[Dataset rows for apps and sites]
☆ ☆ ☆ ☆ ☆ ☆ ☆

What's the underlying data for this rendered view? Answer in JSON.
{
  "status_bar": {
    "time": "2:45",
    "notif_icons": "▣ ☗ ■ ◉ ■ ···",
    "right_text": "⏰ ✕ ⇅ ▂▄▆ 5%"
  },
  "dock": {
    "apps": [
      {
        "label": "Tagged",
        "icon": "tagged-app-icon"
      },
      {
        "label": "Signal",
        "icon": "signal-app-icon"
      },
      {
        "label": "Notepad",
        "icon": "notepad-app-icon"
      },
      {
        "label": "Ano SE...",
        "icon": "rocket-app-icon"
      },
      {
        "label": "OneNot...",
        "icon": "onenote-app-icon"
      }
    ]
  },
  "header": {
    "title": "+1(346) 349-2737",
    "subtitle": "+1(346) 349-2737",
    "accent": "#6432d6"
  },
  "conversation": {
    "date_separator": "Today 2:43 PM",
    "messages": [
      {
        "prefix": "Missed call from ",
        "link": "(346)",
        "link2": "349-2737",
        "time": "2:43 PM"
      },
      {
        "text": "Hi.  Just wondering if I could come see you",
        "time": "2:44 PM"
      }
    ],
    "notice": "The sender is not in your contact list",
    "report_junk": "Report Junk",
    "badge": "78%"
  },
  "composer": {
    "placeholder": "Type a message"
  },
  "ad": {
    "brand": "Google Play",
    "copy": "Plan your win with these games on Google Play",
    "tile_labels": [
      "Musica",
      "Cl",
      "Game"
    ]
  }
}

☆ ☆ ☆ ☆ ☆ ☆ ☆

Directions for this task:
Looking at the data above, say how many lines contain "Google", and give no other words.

Output:
2